Raw data —
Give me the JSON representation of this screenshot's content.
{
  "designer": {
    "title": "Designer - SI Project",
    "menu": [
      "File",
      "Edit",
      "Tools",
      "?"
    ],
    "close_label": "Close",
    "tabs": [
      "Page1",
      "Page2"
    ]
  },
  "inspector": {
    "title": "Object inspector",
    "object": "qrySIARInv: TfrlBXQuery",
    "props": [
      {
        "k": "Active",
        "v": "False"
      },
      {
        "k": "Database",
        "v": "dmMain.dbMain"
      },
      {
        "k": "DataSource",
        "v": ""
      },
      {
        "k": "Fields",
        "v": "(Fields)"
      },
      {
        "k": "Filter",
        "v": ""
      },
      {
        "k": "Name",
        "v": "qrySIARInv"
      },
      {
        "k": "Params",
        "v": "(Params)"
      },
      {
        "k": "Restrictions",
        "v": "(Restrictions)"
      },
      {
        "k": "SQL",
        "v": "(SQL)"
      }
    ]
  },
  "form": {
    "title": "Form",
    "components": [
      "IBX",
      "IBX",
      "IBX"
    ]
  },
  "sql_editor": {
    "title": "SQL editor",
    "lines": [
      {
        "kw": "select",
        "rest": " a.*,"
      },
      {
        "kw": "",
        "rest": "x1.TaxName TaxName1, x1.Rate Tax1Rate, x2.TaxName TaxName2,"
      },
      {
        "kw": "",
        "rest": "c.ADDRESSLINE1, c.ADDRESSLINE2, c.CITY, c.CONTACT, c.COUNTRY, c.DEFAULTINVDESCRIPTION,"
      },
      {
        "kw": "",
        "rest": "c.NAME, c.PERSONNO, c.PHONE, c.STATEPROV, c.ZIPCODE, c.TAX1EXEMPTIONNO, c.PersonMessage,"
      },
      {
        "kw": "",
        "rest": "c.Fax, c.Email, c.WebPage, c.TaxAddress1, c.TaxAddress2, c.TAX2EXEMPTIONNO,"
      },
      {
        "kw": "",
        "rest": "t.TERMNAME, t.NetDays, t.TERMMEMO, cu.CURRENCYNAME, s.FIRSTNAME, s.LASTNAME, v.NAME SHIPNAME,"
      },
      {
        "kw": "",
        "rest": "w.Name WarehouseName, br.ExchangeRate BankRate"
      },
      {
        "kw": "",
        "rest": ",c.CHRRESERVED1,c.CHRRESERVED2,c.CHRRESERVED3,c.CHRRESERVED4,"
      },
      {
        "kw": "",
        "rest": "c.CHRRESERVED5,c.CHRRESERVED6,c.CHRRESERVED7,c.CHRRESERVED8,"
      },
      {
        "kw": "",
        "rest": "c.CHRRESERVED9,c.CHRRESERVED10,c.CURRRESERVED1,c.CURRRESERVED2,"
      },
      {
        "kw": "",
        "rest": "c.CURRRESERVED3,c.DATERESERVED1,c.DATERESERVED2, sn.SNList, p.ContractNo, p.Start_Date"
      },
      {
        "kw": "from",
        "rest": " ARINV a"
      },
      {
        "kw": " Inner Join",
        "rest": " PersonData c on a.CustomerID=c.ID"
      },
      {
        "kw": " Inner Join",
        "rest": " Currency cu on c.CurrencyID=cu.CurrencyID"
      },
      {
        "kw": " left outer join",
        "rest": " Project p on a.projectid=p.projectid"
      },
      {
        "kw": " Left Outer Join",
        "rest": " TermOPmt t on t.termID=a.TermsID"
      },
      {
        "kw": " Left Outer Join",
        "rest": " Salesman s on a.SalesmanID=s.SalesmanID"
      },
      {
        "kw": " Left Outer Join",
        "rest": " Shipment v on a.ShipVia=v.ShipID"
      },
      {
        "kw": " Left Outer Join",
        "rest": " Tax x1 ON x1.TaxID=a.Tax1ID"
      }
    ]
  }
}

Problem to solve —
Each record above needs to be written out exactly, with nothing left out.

The answer —
Give me the JSON representation of this screenshot's content.
{
  "designer": {
    "title": "Designer - SI Project",
    "menu": [
      "File",
      "Edit",
      "Tools",
      "?"
    ],
    "close_label": "Close",
    "tabs": [
      "Page1",
      "Page2"
    ]
  },
  "inspector": {
    "title": "Object inspector",
    "object": "qrySIARInv: TfrlBXQuery",
    "props": [
      {
        "k": "Active",
        "v": "False"
      },
      {
        "k": "Database",
        "v": "dmMain.dbMain"
      },
      {
        "k": "DataSource",
        "v": ""
      },
      {
        "k": "Fields",
        "v": "(Fields)"
      },
      {
        "k": "Filter",
        "v": ""
      },
      {
        "k": "Name",
        "v": "qrySIARInv"
      },
      {
        "k": "Params",
        "v": "(Params)"
      },
      {
        "k": "Restrictions",
        "v": "(Restrictions)"
      },
      {
        "k": "SQL",
        "v": "(SQL)"
      }
    ]
  },
  "form": {
    "title": "Form",
    "components": [
      "IBX",
      "IBX",
      "IBX"
    ]
  },
  "sql_editor": {
    "title": "SQL editor",
    "lines": [
      {
        "kw": "select",
        "rest": " a.*,"
      },
      {
        "kw": "",
        "rest": "x1.TaxName TaxName1, x1.Rate Tax1Rate, x2.TaxName TaxName2,"
      },
      {
        "kw": "",
        "rest": "c.ADDRESSLINE1, c.ADDRESSLINE2, c.CITY, c.CONTACT, c.COUNTRY, c.DEFAULTINVDESCRIPTION,"
      },
      {
        "kw": "",
        "rest": "c.NAME, c.PERSONNO, c.PHONE, c.STATEPROV, c.ZIPCODE, c.TAX1EXEMPTIONNO, c.PersonMessage,"
      },
      {
        "kw": "",
        "rest": "c.Fax, c.Email, c.WebPage, c.TaxAddress1, c.TaxAddress2, c.TAX2EXEMPTIONNO,"
      },
      {
        "kw": "",
        "rest": "t.TERMNAME, t.NetDays, t.TERMMEMO, cu.CURRENCYNAME, s.FIRSTNAME, s.LASTNAME, v.NAME SHIPNAME,"
      },
      {
        "kw": "",
        "rest": "w.Name WarehouseName, br.ExchangeRate BankRate"
      },
      {
        "kw": "",
        "rest": ",c.CHRRESERVED1,c.CHRRESERVED2,c.CHRRESERVED3,c.CHRRESERVED4,"
      },
      {
        "kw": "",
        "rest": "c.CHRRESERVED5,c.CHRRESERVED6,c.CHRRESERVED7,c.CHRRESERVED8,"
      },
      {
        "kw": "",
        "rest": "c.CHRRESERVED9,c.CHRRESERVED10,c.CURRRESERVED1,c.CURRRESERVED2,"
      },
      {
        "kw": "",
        "rest": "c.CURRRESERVED3,c.DATERESERVED1,c.DATERESERVED2, sn.SNList, p.ContractNo, p.Start_Date"
      },
      {
        "kw": "from",
        "rest": " ARINV a"
      },
      {
        "kw": " Inner Join",
        "rest": " PersonData c on a.CustomerID=c.ID"
      },
      {
        "kw": " Inner Join",
        "rest": " Currency cu on c.CurrencyID=cu.CurrencyID"
      },
      {
        "kw": " left outer join",
        "rest": " Project p on a.projectid=p.projectid"
      },
      {
        "kw": " Left Outer Join",
        "rest": " TermOPmt t on t.termID=a.TermsID"
      },
      {
        "kw": " Left Outer Join",
        "rest": " Salesman s on a.SalesmanID=s.SalesmanID"
      },
      {
        "kw": " Left Outer Join",
        "rest": " Shipment v on a.ShipVia=v.ShipID"
      },
      {
        "kw": " Left Outer Join",
        "rest": " Tax x1 ON x1.TaxID=a.Tax1ID"
      }
    ]
  }
}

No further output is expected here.